I don’t define geopolitics! It’s a term that refers to numerous modes of linking space and power and is best left that way; it’s a discursive mode, a matter of overlapping discursive practices, not a thing to be reduced to a stable definition.
Which geopolitical scientist do you admire the most
Many of my colleagues are doing fine work these days worthy of praise and emulation. I don’t have a favourite.
What is your favourite geopolitical book?
This is impossible to answer after a quarter of a century of reading, teaching and writing, but in terms of books that have influenced me then Rob Walker’s Inside/Outside (Cambridge U.P. 1993), Gerard Toal’s Critical Geopolitics (U. Minnesota 1996) and Mike Davis’ Late Victorian Holocausts (Verso 2001) rank highly along with Edward Said’s Orientalism.
Earlier stuff that was important was Ken Booth’s Strategy and Ethnocentrism (Croom Helm 1979) and Jerry Sanders Peddlers of Crisis (1983) stimulated my research on geopolitical threat construction, and of course Neil Smith’s original 1984 version of Uneven Development.
I’ve learned more about classical geopolitics from Colin Gray’s voluminous writings than anyone else, but Lewis Mumford’s City in History remains a key moment in my thinking that predates all this stuff.
More recently Derek Gregory’s The Colonial Present is a must read.

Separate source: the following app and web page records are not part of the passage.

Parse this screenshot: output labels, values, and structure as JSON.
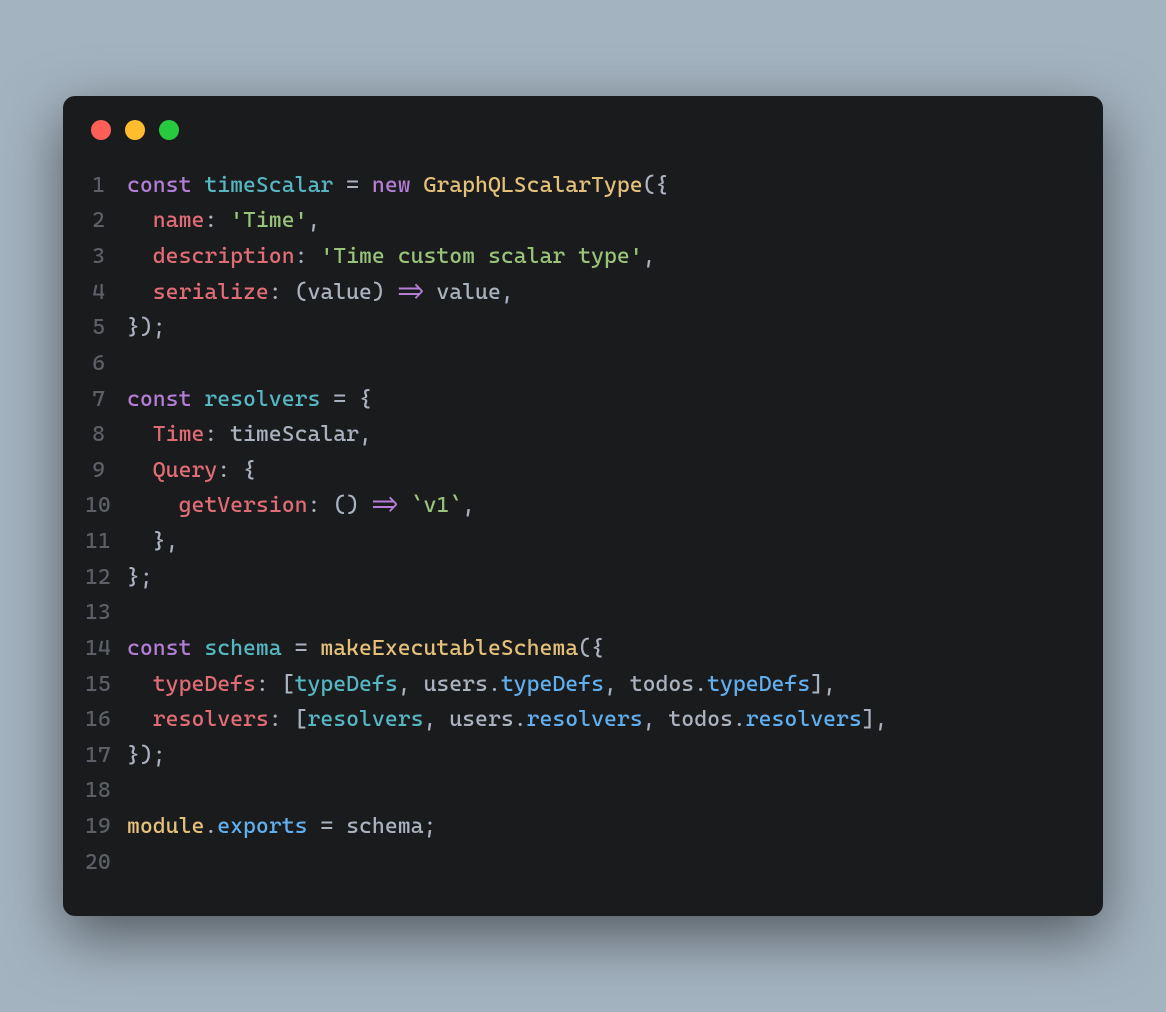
{
  "window": {
    "dots": [
      "red",
      "yellow",
      "green"
    ]
  },
  "code": {
    "lines": [
      {
        "n": "1",
        "tokens": [
          {
            "t": "const ",
            "c": "kw"
          },
          {
            "t": "timeScalar",
            "c": "va"
          },
          {
            "t": " ",
            "c": "pn"
          },
          {
            "t": "=",
            "c": "pn"
          },
          {
            "t": " ",
            "c": "pn"
          },
          {
            "t": "new",
            "c": "kw"
          },
          {
            "t": " ",
            "c": "pn"
          },
          {
            "t": "GraphQLScalarType",
            "c": "fn"
          },
          {
            "t": "({",
            "c": "pn"
          }
        ]
      },
      {
        "n": "2",
        "tokens": [
          {
            "t": "  ",
            "c": "pn"
          },
          {
            "t": "name",
            "c": "pr"
          },
          {
            "t": ": ",
            "c": "pn"
          },
          {
            "t": "'Time'",
            "c": "st"
          },
          {
            "t": ",",
            "c": "pn"
          }
        ]
      },
      {
        "n": "3",
        "tokens": [
          {
            "t": "  ",
            "c": "pn"
          },
          {
            "t": "description",
            "c": "pr"
          },
          {
            "t": ": ",
            "c": "pn"
          },
          {
            "t": "'Time custom scalar type'",
            "c": "st"
          },
          {
            "t": ",",
            "c": "pn"
          }
        ]
      },
      {
        "n": "4",
        "tokens": [
          {
            "t": "  ",
            "c": "pn"
          },
          {
            "t": "serialize",
            "c": "pr"
          },
          {
            "t": ": (",
            "c": "pn"
          },
          {
            "t": "value",
            "c": "ar"
          },
          {
            "t": ") ",
            "c": "pn"
          },
          {
            "t": "=>",
            "c": "kw"
          },
          {
            "t": " value,",
            "c": "pn"
          }
        ]
      },
      {
        "n": "5",
        "tokens": [
          {
            "t": "});",
            "c": "pn"
          }
        ]
      },
      {
        "n": "6",
        "tokens": []
      },
      {
        "n": "7",
        "tokens": [
          {
            "t": "const ",
            "c": "kw"
          },
          {
            "t": "resolvers",
            "c": "va"
          },
          {
            "t": " ",
            "c": "pn"
          },
          {
            "t": "=",
            "c": "pn"
          },
          {
            "t": " {",
            "c": "pn"
          }
        ]
      },
      {
        "n": "8",
        "tokens": [
          {
            "t": "  ",
            "c": "pn"
          },
          {
            "t": "Time",
            "c": "pr"
          },
          {
            "t": ": timeScalar,",
            "c": "pn"
          }
        ]
      },
      {
        "n": "9",
        "tokens": [
          {
            "t": "  ",
            "c": "pn"
          },
          {
            "t": "Query",
            "c": "pr"
          },
          {
            "t": ": {",
            "c": "pn"
          }
        ]
      },
      {
        "n": "10",
        "tokens": [
          {
            "t": "    ",
            "c": "pn"
          },
          {
            "t": "getVersion",
            "c": "pr"
          },
          {
            "t": ": () ",
            "c": "pn"
          },
          {
            "t": "=>",
            "c": "kw"
          },
          {
            "t": " ",
            "c": "pn"
          },
          {
            "t": "`v1`",
            "c": "st"
          },
          {
            "t": ",",
            "c": "pn"
          }
        ]
      },
      {
        "n": "11",
        "tokens": [
          {
            "t": "  },",
            "c": "pn"
          }
        ]
      },
      {
        "n": "12",
        "tokens": [
          {
            "t": "};",
            "c": "pn"
          }
        ]
      },
      {
        "n": "13",
        "tokens": []
      },
      {
        "n": "14",
        "tokens": [
          {
            "t": "const ",
            "c": "kw"
          },
          {
            "t": "schema",
            "c": "va"
          },
          {
            "t": " ",
            "c": "pn"
          },
          {
            "t": "=",
            "c": "pn"
          },
          {
            "t": " ",
            "c": "pn"
          },
          {
            "t": "makeExecutableSchema",
            "c": "fn"
          },
          {
            "t": "({",
            "c": "pn"
          }
        ]
      },
      {
        "n": "15",
        "tokens": [
          {
            "t": "  ",
            "c": "pn"
          },
          {
            "t": "typeDefs",
            "c": "pr"
          },
          {
            "t": ": [",
            "c": "pn"
          },
          {
            "t": "typeDefs",
            "c": "va"
          },
          {
            "t": ", users.",
            "c": "pn"
          },
          {
            "t": "typeDefs",
            "c": "me"
          },
          {
            "t": ", todos.",
            "c": "pn"
          },
          {
            "t": "typeDefs",
            "c": "me"
          },
          {
            "t": "],",
            "c": "pn"
          }
        ]
      },
      {
        "n": "16",
        "tokens": [
          {
            "t": "  ",
            "c": "pn"
          },
          {
            "t": "resolvers",
            "c": "pr"
          },
          {
            "t": ": [",
            "c": "pn"
          },
          {
            "t": "resolvers",
            "c": "va"
          },
          {
            "t": ", users.",
            "c": "pn"
          },
          {
            "t": "resolvers",
            "c": "me"
          },
          {
            "t": ", todos.",
            "c": "pn"
          },
          {
            "t": "resolvers",
            "c": "me"
          },
          {
            "t": "],",
            "c": "pn"
          }
        ]
      },
      {
        "n": "17",
        "tokens": [
          {
            "t": "});",
            "c": "pn"
          }
        ]
      },
      {
        "n": "18",
        "tokens": []
      },
      {
        "n": "19",
        "tokens": [
          {
            "t": "module",
            "c": "ob"
          },
          {
            "t": ".",
            "c": "pn"
          },
          {
            "t": "exports",
            "c": "me"
          },
          {
            "t": " ",
            "c": "pn"
          },
          {
            "t": "=",
            "c": "pn"
          },
          {
            "t": " schema;",
            "c": "pn"
          }
        ]
      },
      {
        "n": "20",
        "tokens": []
      }
    ]
  }
}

What is your favourite geopolitical website?
Well, ExploringGeopolitics of course!!
The geopolitical future
In what direction(s) will geopolitical science be heading the coming decades?
That rather depends on what the current generation of graduate students think is important. Clearly debates about climate change, energy supplies, global poverty, our new “glurban” condition and the possibilities of cooperative ventures to deal with disasters and interconnected livelihoods are important, but the old themes of militarization, and the resistence to it and the depredations of neo-liberalism will alas, remain important.

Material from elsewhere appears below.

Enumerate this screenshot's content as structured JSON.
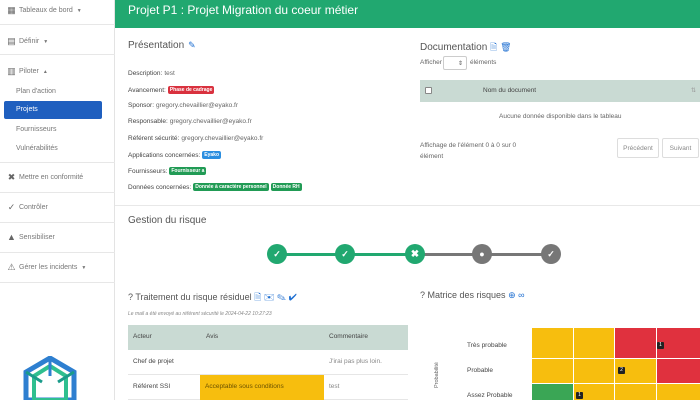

Which geopolitical subject has been too little in the spotlight and needs further research?
Cities are the new venue for humanity; we have become an urban species this decade. While Steve Graham’s new Verso volume will make a major contribution to this, there is much more to be done on urban geopolitics. But how contextualisations are invoked in political discourse remains key to what we do; how places are constituted, attributes assigned, and policies prescribed on the basis of these prior mapping remains crucial to our enterprise even if we don’t often reflect theoretically on the fact that this is what we are doing.
What will be the largest geopolitical challenge for the world in the 21st century?
The responses to the interconnected crises of global change and the massive inequities in the global political economy are very important, but working to ensure that elites don’t use these matters to justify futile rivalries is essential; the biosphere is way too small for nuclear armed states to threaten each other in the face of coming disruptions.